In an attempt to settle the age-old dispute, we asked the experts.
1. Use the right kind of water
Bad news. Taste tests suggest that tea made with hard water – which is what comes out of London taps – is less tasty than soft-water tea. But there is one thing you can do to improve the situation: never reboil anything that’s been left sitting in your kettle. ‘It results in a flat-tasting cup,’ says Dr Tim Bond of the Tea Advisory Panel.
2. Do it at the correct temperature
For optimally brewed black tea, you want water that’s as close to boiling point as possible. A cold teapot or mug will reduce the temperature, so pre-warm them with hot water from the tap. For green tea, though, never use boiling water: ‘It will taste bitter and harsh,’ says Sebastian Michaelis, master tea blender at Tetley. ‘I’d leave the kettle to cool for a few minutes after boiling.’
3. Brew it for the right amount of time
This is where things get vague. Some experts suggest four to five minutes for brewing. Others advocate a minimum of one minute for a mug or three minutes for a pot. Perhaps most useful is the suggestion from Tim d’Offay, owner of Postcard Teas: ‘Tasting the tea will help you decide. After all, chefs taste their food and teamakers should also taste their tea.’
4. Add the milk after the water - yes, after
Sebastian Michaelis warns that if you favour mugs for your tea and you put the milk in it first, ‘you will reduce the water temperature and inhibit the brewing’. Tim d’Offay also points out that ‘you can control the strength of the tea much more easily this way’.
5. Find a tea companion or two
Take time to think, relax, or have a chat while it brews,' suggests Dr Tim Bond. 'To me, making someone a tea is an act of friendship,' says Jennie Robertson of Tea with Strangers. ‘It’s a way of saying “Let’s spend time and sit down for a chat.”’

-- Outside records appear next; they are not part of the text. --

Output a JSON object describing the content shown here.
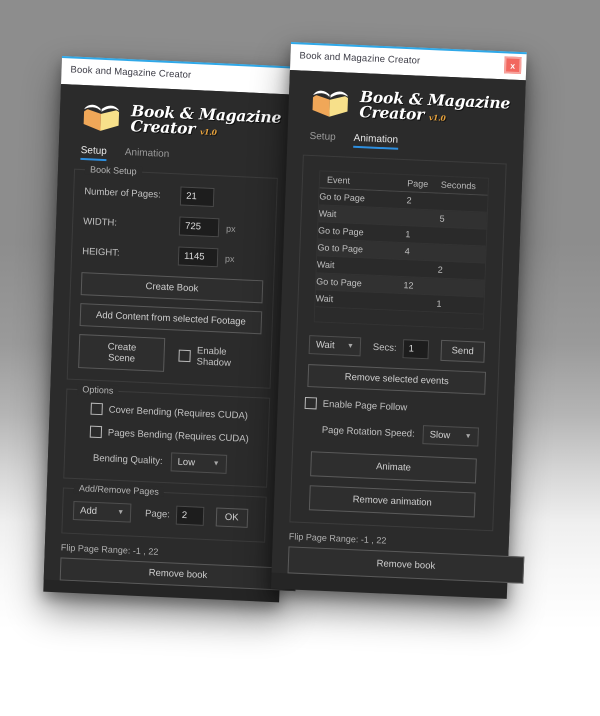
{
  "app": {
    "window_title": "Book and Magazine Creator",
    "close_label": "x",
    "logo": {
      "line1": "Book & Magazine",
      "line2": "Creator",
      "version": "v1.0",
      "icon": "open-book-icon"
    },
    "accent_color": "#2d8fe0",
    "titlebar_color": "#ffffff",
    "close_color": "#f2675f",
    "version_color": "#e8a33d"
  },
  "tabs": [
    {
      "label": "Setup"
    },
    {
      "label": "Animation"
    }
  ],
  "left_window": {
    "active_tab": "Setup",
    "book_setup": {
      "legend": "Book Setup",
      "pages_label": "Number of Pages:",
      "pages_value": "21",
      "width_label": "WIDTH:",
      "width_value": "725",
      "width_unit": "px",
      "height_label": "HEIGHT:",
      "height_value": "1145",
      "height_unit": "px",
      "create_book": "Create Book",
      "add_content": "Add Content from selected Footage",
      "create_scene": "Create Scene",
      "enable_shadow": "Enable Shadow",
      "enable_shadow_checked": false
    },
    "options": {
      "legend": "Options",
      "cover_bending": "Cover Bending (Requires CUDA)",
      "cover_bending_checked": false,
      "pages_bending": "Pages Bending (Requires CUDA)",
      "pages_bending_checked": false,
      "bending_quality_label": "Bending Quality:",
      "bending_quality_value": "Low"
    },
    "add_remove": {
      "legend": "Add/Remove Pages",
      "action_value": "Add",
      "page_label": "Page:",
      "page_value": "2",
      "ok_label": "OK"
    },
    "flip_range": "Flip Page Range: -1 , 22",
    "remove_book": "Remove book"
  },
  "right_window": {
    "active_tab": "Animation",
    "events_table": {
      "columns": [
        "Event",
        "Page",
        "Seconds"
      ],
      "rows": [
        {
          "event": "Go to Page",
          "page": "2",
          "seconds": ""
        },
        {
          "event": "Wait",
          "page": "",
          "seconds": "5"
        },
        {
          "event": "Go to Page",
          "page": "1",
          "seconds": ""
        },
        {
          "event": "Go to Page",
          "page": "4",
          "seconds": ""
        },
        {
          "event": "Wait",
          "page": "",
          "seconds": "2"
        },
        {
          "event": "Go to Page",
          "page": "12",
          "seconds": ""
        },
        {
          "event": "Wait",
          "page": "",
          "seconds": "1"
        }
      ]
    },
    "event_controls": {
      "event_type_value": "Wait",
      "secs_label": "Secs:",
      "secs_value": "1",
      "send_label": "Send",
      "remove_selected": "Remove selected events"
    },
    "page_follow": {
      "label": "Enable Page Follow",
      "checked": false
    },
    "rotation": {
      "label": "Page Rotation Speed:",
      "value": "Slow"
    },
    "animate_label": "Animate",
    "remove_animation_label": "Remove animation",
    "flip_range": "Flip Page Range: -1 , 22",
    "remove_book": "Remove book"
  }
}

Can't be arsed to make it yourself? Head to one of London's best cafés for a cuppa.